1. The Most Exciting Picture of the 1976.From the inside cover. If you weren't there at the time, it's impossible to convey just what a big deal the whole "Bigfoot-on-The Six Million Dollar Man and The Bionic Woman" was. So big that by the time I saw the episode in syndication in the early 1980s, it was still a very big deal.
2. The Editor Is Contrary about 2001: A Space Odyssey.In the "From the Bridge" column at the beginning, Editor-in-chief David Houston is worried about what he sees as a trend in sci-fi to emphasize flash over substance. (Again, this is before he or anyone else knew what a huge, game-changing deal Star Wars would be.) He calls out Stanley Kubrick's 2001: A Space Odyssey in particular for setting a standard of sloppy storytelling. It's an interesting perspective, and one that's in opposition to the current belief that the film's mysterious ending is now considered one of its greatest assets; that showing the aliens would have of robbed the movie of much of its power. I personally agree with the current belief that 2001 wouldn't have quite the same punch if we saw the aliens, and this almost feels like what we'd now consider troll-bait. (I've peeked ahead to the next couple issues, and if anyone strongly disagreed with him, they didn't bother to write - or Starlog didn't bother to print it.)
3. Luke Starkiller Kisses His Sister, But We Don't Know That Yet.From the "Log Entries" section, between tidbits on the never-to-be filmed When Worlds Collide remake and the still-filming King Kong remake, we find the very first mention in Starlog of what would eventually be known as Star Wars: Episode IV: A New Hope. In the first paragraph, an uncredited critic is quoted as saying, "...everything in science fiction you've always wanted to see on the screen but knew no-one would ever put there." Funny how that sentence sounds like something George Lucas would write, huh?
4. Gene Roddenberry's Pipe is Just a Pipe.An astonishingly fawning (and page-filling) profile of Star Trek creator Gene Roddenberry shames us all for not being more like him.

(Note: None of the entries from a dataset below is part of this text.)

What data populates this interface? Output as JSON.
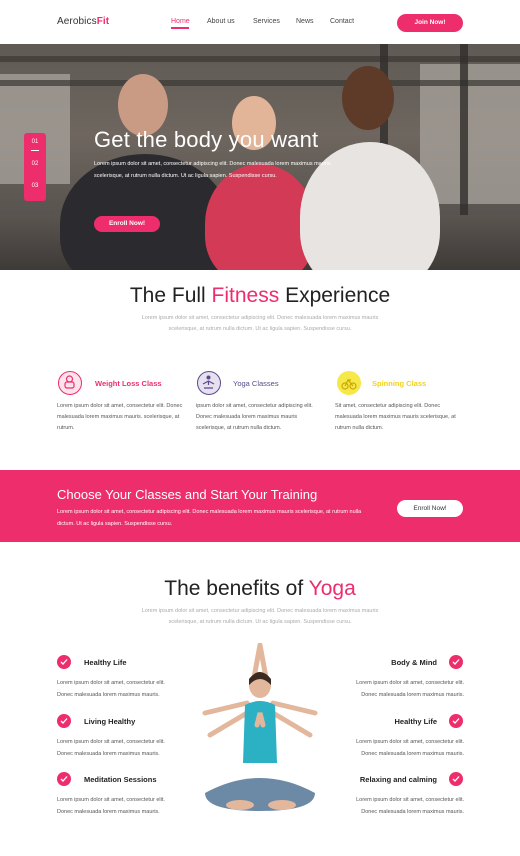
{
  "nav": {
    "logo_main": "Aerobics",
    "logo_accent": "Fit",
    "links": [
      "Home",
      "About us",
      "Services",
      "News",
      "Contact"
    ],
    "join_label": "Join Now!"
  },
  "hero": {
    "title": "Get the body you want",
    "text": "Lorem ipsum dolor sit amet, consectetur adipiscing elit. Donec malesuada lorem maximus mauris scelerisque, at rutrum nulla dictum. Ut ac ligula sapien. Suspendisse cursu.",
    "button": "Enroll Now!",
    "slides": [
      "01",
      "02",
      "03"
    ]
  },
  "fitness": {
    "title_a": "The Full ",
    "title_accent": "Fitness",
    "title_b": " Experience",
    "subtitle": "Lorem ipsum dolor sit amet, consectetur adipiscing elit. Donec malesuada lorem maximus mauris scelerisque, at rutrum nulla dictum. Ut ac ligula sapien. Suspendisse cursu.",
    "features": [
      {
        "name": "Weight Loss Class",
        "color": "#ee2d6c",
        "text": "Lorem ipsum dolor sit amet, consectetur elit. Donec malesuada lorem maximus mauris. scelerisque, at rutrum."
      },
      {
        "name": "Yoga Classes",
        "color": "#5b4a8b",
        "text": "ipsum dolor sit amet, consectetur adipiscing elit. Donec malesuada lorem maximus mauris scelerisque, at rutrum nulla dictum."
      },
      {
        "name": "Spinning Class",
        "color": "#f2d21b",
        "text": "Sit amet, consectetur adipiscing elit. Donec malesuada lorem maximus mauris scelerisque, at rutrum nulla dictum."
      }
    ]
  },
  "banner": {
    "title": "Choose Your Classes and Start Your Training",
    "text": "Lorem ipsum dolor sit amet, consectetur adipiscing elit. Donec malesuada lorem maximus mauris scelerisque, at rutrum nulla dictum. Ut ac ligula sapien. Suspendisse cursu.",
    "button": "Enroll Now!"
  },
  "yoga": {
    "title_a": "The benefits of ",
    "title_accent": "Yoga",
    "subtitle": "Lorem ipsum dolor sit amet, consectetur adipiscing elit. Donec malesuada lorem maximus mauris scelerisque, at rutrum nulla dictum. Ut ac ligula sapien. Suspendisse cursu.",
    "benefits_left": [
      {
        "name": "Healthy Life",
        "text": "Lorem ipsum dolor sit amet, consectetur elit. Donec malesuada lorem maximus mauris."
      },
      {
        "name": "Living Healthy",
        "text": "Lorem ipsum dolor sit amet, consectetur elit. Donec malesuada lorem maximus mauris."
      },
      {
        "name": "Meditation Sessions",
        "text": "Lorem ipsum dolor sit amet, consectetur elit. Donec malesuada lorem maximus mauris."
      }
    ],
    "benefits_right": [
      {
        "name": "Body & Mind",
        "text": "Lorem ipsum dolor sit amet, consectetur elit. Donec malesuada lorem maximus mauris."
      },
      {
        "name": "Healthy Life",
        "text": "Lorem ipsum dolor sit amet, consectetur elit. Donec malesuada lorem maximus mauris."
      },
      {
        "name": "Relaxing and calming",
        "text": "Lorem ipsum dolor sit amet, consectetur elit. Donec malesuada lorem maximus mauris."
      }
    ]
  },
  "colors": {
    "accent": "#ee2d6c"
  },
  "icons": [
    "weight-icon",
    "yoga-icon",
    "bike-icon",
    "check-icon"
  ]
}
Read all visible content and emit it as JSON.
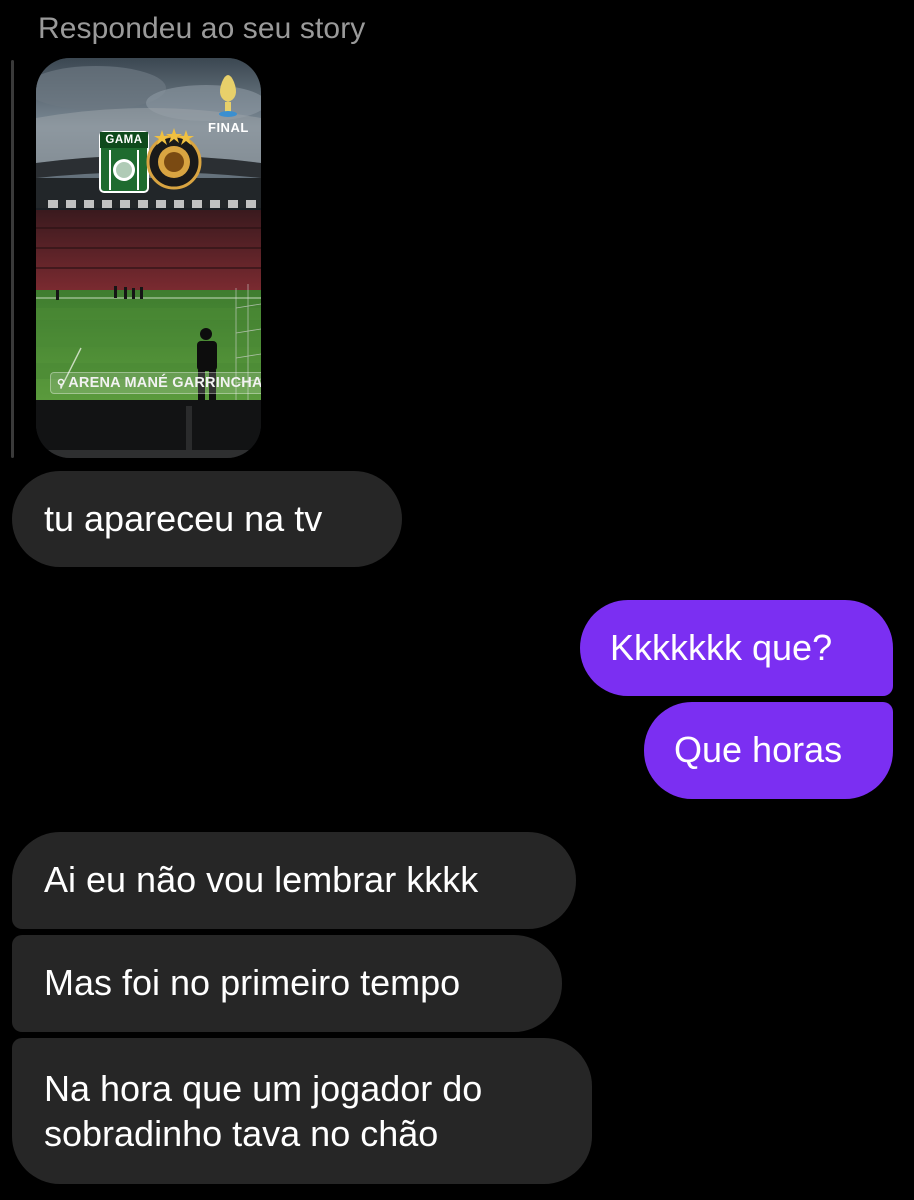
{
  "reply_header": "Respondeu ao seu story",
  "story": {
    "location": "ARENA MANÉ GARRINCHA",
    "badge_text": "FINAL",
    "team_left": "GAMA"
  },
  "messages": [
    {
      "direction": "incoming",
      "text": "tu apareceu na tv"
    },
    {
      "direction": "outgoing",
      "text": "Kkkkkkk que?"
    },
    {
      "direction": "outgoing",
      "text": "Que horas"
    },
    {
      "direction": "incoming",
      "text": "Ai eu não vou lembrar kkkk"
    },
    {
      "direction": "incoming",
      "text": "Mas foi no primeiro tempo"
    },
    {
      "direction": "incoming",
      "lines": [
        "Na hora que um jogador do",
        "sobradinho tava no chão"
      ]
    }
  ],
  "colors": {
    "background": "#000000",
    "incoming_bubble": "#262626",
    "outgoing_bubble": "#7b2ff2",
    "reply_text": "#9a9a9a"
  }
}
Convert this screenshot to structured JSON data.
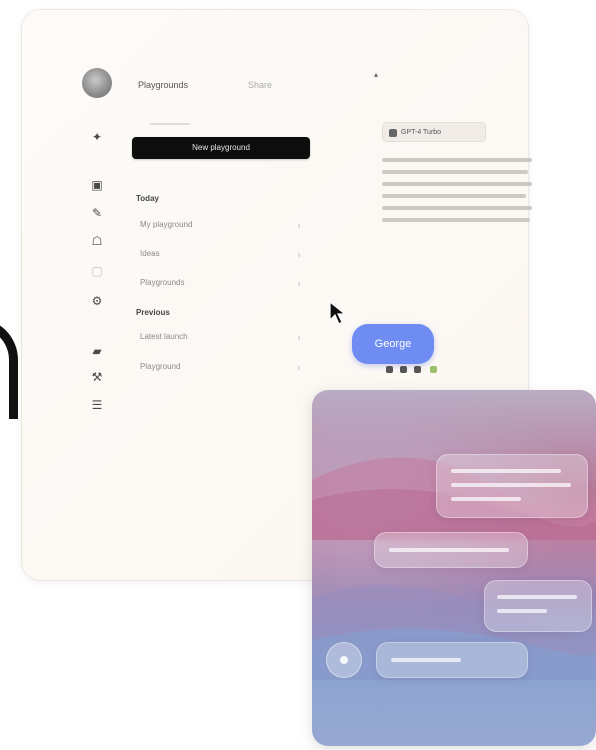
{
  "sidebar": {
    "title": "Playgrounds",
    "share": "Share",
    "new_button": "New playground",
    "section_1": "Today",
    "section_1_items": [
      "My playground",
      "Ideas",
      "Playgrounds"
    ],
    "section_2": "Previous",
    "section_2_items": [
      "Latest launch",
      "Playground"
    ]
  },
  "content": {
    "model_chip": "GPT-4 Turbo"
  },
  "bubble": {
    "label": "George"
  },
  "colors": {
    "bubble": "#6f8cf2",
    "new_button_bg": "#0d0d0d",
    "card_top": "#b9adc3",
    "card_mid": "#c07e9f",
    "card_bottom": "#97a9d2"
  }
}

5. The Star Trek Movie Is Almost Certainly Totally Going To Happen, Probably!This densely-packed article assures us that the on-again off-again Star Trek movie project, which had been scheduled to start shooting in July of 1976 but fell through, is now expected to go before the cameras in January of 1977. It's still "untitled, unwritten, and uncast," but that's no reason not to be optimistic! Of course, the movie eventually would be scrapped in favor of a new television series called Star Trek: Phase II, which itself would be scrapped for a movie after Star Wars hit. See what you've done, Lucas? In any event, one of Roddenberry's ideas for the movie was to make it a prequel, showing how Kirk and crew got their start. That concept fell through, and as history has shown us, would never, ever become the basis for a successful Star Trek movie.